Intel shows off its Knights Corner one teraflop chip
Intel shows off its newly developed accelerator chip, Knights Corner, capable of hitting speeds of one teraflop. The new chip was demonstrated on a test machine at the Supercomputing Conference in Seattle.
Knights Corner packs in more than 50 cores onto a single piece of silicon offering “double precision” processing allowing for greater numbers to be posted at one time. Intel also says its accelerator is its first server processor to support PCI Express 3.0 integration specification allowing for 32 gigabytes per second transfers to devices that are compatible.
While Intel’s co-processor relies on the same instruction set architecture as its popular x86 processors, its rivals are taking a different approach.
They are offering chips known as graphic processing units (GPUs) which are designed to carry out the calculations necessary to draw, colour and shade objects on the screen at high speed.
They specialise in processes that can be broken down into several parts, where the output of one calculation does not affect the input of another. This makes them particularly well suited for other tasks such as speech recognition and image processing.
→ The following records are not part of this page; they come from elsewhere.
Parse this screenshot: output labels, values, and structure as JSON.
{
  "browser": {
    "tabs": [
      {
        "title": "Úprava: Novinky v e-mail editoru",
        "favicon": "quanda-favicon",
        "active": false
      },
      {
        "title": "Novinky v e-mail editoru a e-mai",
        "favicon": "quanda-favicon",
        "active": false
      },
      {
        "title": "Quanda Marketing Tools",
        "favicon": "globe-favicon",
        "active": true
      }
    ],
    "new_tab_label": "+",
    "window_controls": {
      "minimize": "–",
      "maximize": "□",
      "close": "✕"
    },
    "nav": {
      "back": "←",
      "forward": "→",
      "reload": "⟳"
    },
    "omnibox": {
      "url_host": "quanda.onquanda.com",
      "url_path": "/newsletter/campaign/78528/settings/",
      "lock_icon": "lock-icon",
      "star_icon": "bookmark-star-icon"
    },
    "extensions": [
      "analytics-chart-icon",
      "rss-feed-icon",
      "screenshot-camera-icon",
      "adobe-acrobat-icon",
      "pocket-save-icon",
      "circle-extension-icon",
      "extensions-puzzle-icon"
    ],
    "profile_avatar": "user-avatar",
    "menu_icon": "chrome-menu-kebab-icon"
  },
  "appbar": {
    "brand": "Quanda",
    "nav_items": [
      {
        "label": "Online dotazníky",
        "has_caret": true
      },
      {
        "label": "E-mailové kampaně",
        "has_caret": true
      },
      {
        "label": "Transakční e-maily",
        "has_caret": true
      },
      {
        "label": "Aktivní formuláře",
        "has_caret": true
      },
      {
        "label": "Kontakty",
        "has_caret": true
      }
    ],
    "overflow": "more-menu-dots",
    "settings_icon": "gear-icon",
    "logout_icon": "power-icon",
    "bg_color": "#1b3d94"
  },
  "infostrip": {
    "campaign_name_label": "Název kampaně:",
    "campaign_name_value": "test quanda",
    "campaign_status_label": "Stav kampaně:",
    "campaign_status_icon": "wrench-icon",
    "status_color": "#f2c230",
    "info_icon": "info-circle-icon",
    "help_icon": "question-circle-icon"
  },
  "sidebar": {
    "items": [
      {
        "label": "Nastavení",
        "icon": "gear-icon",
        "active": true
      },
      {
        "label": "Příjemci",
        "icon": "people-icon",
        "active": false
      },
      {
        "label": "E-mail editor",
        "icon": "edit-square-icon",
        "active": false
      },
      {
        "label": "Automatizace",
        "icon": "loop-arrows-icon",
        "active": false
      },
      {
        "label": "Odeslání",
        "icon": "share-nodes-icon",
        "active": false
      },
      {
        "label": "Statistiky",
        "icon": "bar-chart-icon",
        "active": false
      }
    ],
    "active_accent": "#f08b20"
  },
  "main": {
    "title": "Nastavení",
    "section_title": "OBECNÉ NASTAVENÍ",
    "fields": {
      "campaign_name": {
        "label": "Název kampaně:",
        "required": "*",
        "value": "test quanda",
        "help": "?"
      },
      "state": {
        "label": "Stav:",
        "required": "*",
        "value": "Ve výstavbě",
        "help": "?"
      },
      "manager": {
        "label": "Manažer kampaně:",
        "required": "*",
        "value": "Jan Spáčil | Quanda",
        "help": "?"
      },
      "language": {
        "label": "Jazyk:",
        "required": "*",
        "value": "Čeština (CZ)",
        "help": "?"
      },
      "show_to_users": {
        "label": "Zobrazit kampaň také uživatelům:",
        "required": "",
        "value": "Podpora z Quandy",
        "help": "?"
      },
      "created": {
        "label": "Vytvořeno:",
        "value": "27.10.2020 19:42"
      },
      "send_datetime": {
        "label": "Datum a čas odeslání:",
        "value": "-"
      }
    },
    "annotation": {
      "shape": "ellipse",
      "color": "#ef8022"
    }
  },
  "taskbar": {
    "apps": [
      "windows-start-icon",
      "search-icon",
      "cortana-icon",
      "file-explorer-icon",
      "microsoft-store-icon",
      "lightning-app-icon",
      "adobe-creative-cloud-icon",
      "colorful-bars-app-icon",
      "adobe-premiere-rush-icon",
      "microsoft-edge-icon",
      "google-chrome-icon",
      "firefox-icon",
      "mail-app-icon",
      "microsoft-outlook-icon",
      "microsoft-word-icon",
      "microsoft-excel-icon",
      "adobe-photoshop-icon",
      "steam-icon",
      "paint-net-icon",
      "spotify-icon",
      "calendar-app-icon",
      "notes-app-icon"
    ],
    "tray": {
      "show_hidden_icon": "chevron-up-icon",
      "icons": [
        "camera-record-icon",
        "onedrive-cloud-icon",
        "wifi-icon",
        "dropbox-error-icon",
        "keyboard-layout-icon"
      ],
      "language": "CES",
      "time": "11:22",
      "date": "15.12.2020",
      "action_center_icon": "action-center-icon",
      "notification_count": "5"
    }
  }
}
However, developers need to code their software in order to take best advantage of GPUs.